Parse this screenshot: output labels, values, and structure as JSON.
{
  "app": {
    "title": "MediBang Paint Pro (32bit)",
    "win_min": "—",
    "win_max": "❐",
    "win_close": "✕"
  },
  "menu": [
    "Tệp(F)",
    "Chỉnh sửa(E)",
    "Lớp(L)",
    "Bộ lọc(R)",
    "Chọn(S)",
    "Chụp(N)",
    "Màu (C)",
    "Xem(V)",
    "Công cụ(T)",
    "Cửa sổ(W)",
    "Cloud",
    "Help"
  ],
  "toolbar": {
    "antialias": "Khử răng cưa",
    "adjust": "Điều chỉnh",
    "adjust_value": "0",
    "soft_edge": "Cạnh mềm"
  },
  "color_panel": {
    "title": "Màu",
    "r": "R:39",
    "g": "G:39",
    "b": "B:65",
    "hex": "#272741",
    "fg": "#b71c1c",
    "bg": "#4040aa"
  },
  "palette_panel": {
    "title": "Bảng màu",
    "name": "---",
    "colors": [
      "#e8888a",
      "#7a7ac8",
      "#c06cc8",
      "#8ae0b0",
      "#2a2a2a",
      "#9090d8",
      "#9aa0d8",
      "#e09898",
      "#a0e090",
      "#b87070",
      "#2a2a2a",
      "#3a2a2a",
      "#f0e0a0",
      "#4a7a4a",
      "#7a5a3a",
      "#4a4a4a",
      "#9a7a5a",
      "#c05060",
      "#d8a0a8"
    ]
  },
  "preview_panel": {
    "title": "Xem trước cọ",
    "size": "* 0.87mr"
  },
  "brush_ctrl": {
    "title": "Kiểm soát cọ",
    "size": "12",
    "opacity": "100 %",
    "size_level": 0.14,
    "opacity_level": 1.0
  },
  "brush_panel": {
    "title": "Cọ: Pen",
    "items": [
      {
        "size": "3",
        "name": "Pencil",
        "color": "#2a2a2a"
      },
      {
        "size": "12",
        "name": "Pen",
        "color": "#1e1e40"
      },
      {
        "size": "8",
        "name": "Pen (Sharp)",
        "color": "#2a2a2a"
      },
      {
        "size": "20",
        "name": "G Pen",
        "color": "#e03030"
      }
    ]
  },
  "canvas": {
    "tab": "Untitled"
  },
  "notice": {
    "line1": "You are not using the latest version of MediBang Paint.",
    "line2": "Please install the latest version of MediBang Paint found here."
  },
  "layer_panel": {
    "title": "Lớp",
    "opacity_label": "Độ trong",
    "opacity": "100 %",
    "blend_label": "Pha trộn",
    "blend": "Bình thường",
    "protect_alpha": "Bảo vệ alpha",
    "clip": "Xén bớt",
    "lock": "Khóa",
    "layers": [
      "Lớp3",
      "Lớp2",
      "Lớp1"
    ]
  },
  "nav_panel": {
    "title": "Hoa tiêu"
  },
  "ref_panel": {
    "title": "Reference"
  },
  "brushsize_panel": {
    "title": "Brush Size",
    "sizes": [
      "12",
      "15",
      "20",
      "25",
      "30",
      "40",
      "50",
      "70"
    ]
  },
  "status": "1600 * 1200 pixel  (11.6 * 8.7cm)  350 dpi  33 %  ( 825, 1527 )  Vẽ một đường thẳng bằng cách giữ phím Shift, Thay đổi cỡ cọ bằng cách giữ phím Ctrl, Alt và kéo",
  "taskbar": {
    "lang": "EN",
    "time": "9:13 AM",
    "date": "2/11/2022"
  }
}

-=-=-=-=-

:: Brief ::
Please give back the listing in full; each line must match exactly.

:: Problem solution ::
Parse this screenshot: output labels, values, and structure as JSON.
{
  "app": {
    "title": "MediBang Paint Pro (32bit)",
    "win_min": "—",
    "win_max": "❐",
    "win_close": "✕"
  },
  "menu": [
    "Tệp(F)",
    "Chỉnh sửa(E)",
    "Lớp(L)",
    "Bộ lọc(R)",
    "Chọn(S)",
    "Chụp(N)",
    "Màu (C)",
    "Xem(V)",
    "Công cụ(T)",
    "Cửa sổ(W)",
    "Cloud",
    "Help"
  ],
  "toolbar": {
    "antialias": "Khử răng cưa",
    "adjust": "Điều chỉnh",
    "adjust_value": "0",
    "soft_edge": "Cạnh mềm"
  },
  "color_panel": {
    "title": "Màu",
    "r": "R:39",
    "g": "G:39",
    "b": "B:65",
    "hex": "#272741",
    "fg": "#b71c1c",
    "bg": "#4040aa"
  },
  "palette_panel": {
    "title": "Bảng màu",
    "name": "---",
    "colors": [
      "#e8888a",
      "#7a7ac8",
      "#c06cc8",
      "#8ae0b0",
      "#2a2a2a",
      "#9090d8",
      "#9aa0d8",
      "#e09898",
      "#a0e090",
      "#b87070",
      "#2a2a2a",
      "#3a2a2a",
      "#f0e0a0",
      "#4a7a4a",
      "#7a5a3a",
      "#4a4a4a",
      "#9a7a5a",
      "#c05060",
      "#d8a0a8"
    ]
  },
  "preview_panel": {
    "title": "Xem trước cọ",
    "size": "* 0.87mr"
  },
  "brush_ctrl": {
    "title": "Kiểm soát cọ",
    "size": "12",
    "opacity": "100 %",
    "size_level": 0.14,
    "opacity_level": 1.0
  },
  "brush_panel": {
    "title": "Cọ: Pen",
    "items": [
      {
        "size": "3",
        "name": "Pencil",
        "color": "#2a2a2a"
      },
      {
        "size": "12",
        "name": "Pen",
        "color": "#1e1e40"
      },
      {
        "size": "8",
        "name": "Pen (Sharp)",
        "color": "#2a2a2a"
      },
      {
        "size": "20",
        "name": "G Pen",
        "color": "#e03030"
      }
    ]
  },
  "canvas": {
    "tab": "Untitled"
  },
  "notice": {
    "line1": "You are not using the latest version of MediBang Paint.",
    "line2": "Please install the latest version of MediBang Paint found here."
  },
  "layer_panel": {
    "title": "Lớp",
    "opacity_label": "Độ trong",
    "opacity": "100 %",
    "blend_label": "Pha trộn",
    "blend": "Bình thường",
    "protect_alpha": "Bảo vệ alpha",
    "clip": "Xén bớt",
    "lock": "Khóa",
    "layers": [
      "Lớp3",
      "Lớp2",
      "Lớp1"
    ]
  },
  "nav_panel": {
    "title": "Hoa tiêu"
  },
  "ref_panel": {
    "title": "Reference"
  },
  "brushsize_panel": {
    "title": "Brush Size",
    "sizes": [
      "12",
      "15",
      "20",
      "25",
      "30",
      "40",
      "50",
      "70"
    ]
  },
  "status": "1600 * 1200 pixel  (11.6 * 8.7cm)  350 dpi  33 %  ( 825, 1527 )  Vẽ một đường thẳng bằng cách giữ phím Shift, Thay đổi cỡ cọ bằng cách giữ phím Ctrl, Alt và kéo",
  "taskbar": {
    "lang": "EN",
    "time": "9:13 AM",
    "date": "2/11/2022"
  }
}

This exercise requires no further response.